The mu agonist, morphine, and the prototype kappa agonists, ketocyclazocine and ethylketocyclazocine (EK), were studied for their effects on gastrointestinal transit. Following s.c. administration, both morphine (0.3-3 mg/kg) and ketocyclazocine (0.3-10 mg/kg) antagonized transit of an opaque marker through the small intestines of mice. Morphine (0.1-1 μg) was also effective after intracerebroventricular (icv) administration in mice whereas ketocyclazocine (0.3-30 μg) was not. Similarly, while both morphine (0.3-5 mg/kg) and EK (0.6-10 mg/kg) slowed transit after s.c. injection to rats, only morphine (1-10 μg), but not EK (0.3-300 μg), was active following icv administration. Icv infusion of the mu benzomorphan, phenazocine (10-100 μg), slowed transit in a dose-related manner. These results indicate that there may be an anatomically distinct distribution of receptors for benzomorphan kappa agonists in both the mouse and rat, with these opiate receptors not being located near the lateral cerebral ventricles. The difference in efficacy between morphine and ketazocines in slowing gastrointestinal transit after icv administration to rodents suggests that (a) inactivity in this endpoint is a characteristic of benzomorphan kappa compounds and (b) the model may serve as a useful screen when establishing in vivo profiles of kappa agonists in mice and rats.

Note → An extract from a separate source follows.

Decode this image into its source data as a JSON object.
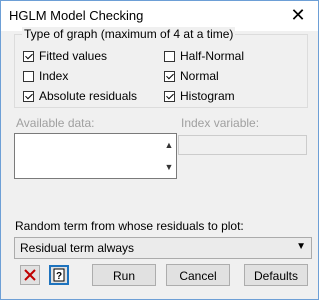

ASJC Scopus subject areas
- Biochemistry, Genetics and Molecular Biology(all)
- Pharmacology, Toxicology and Pharmaceutics(all)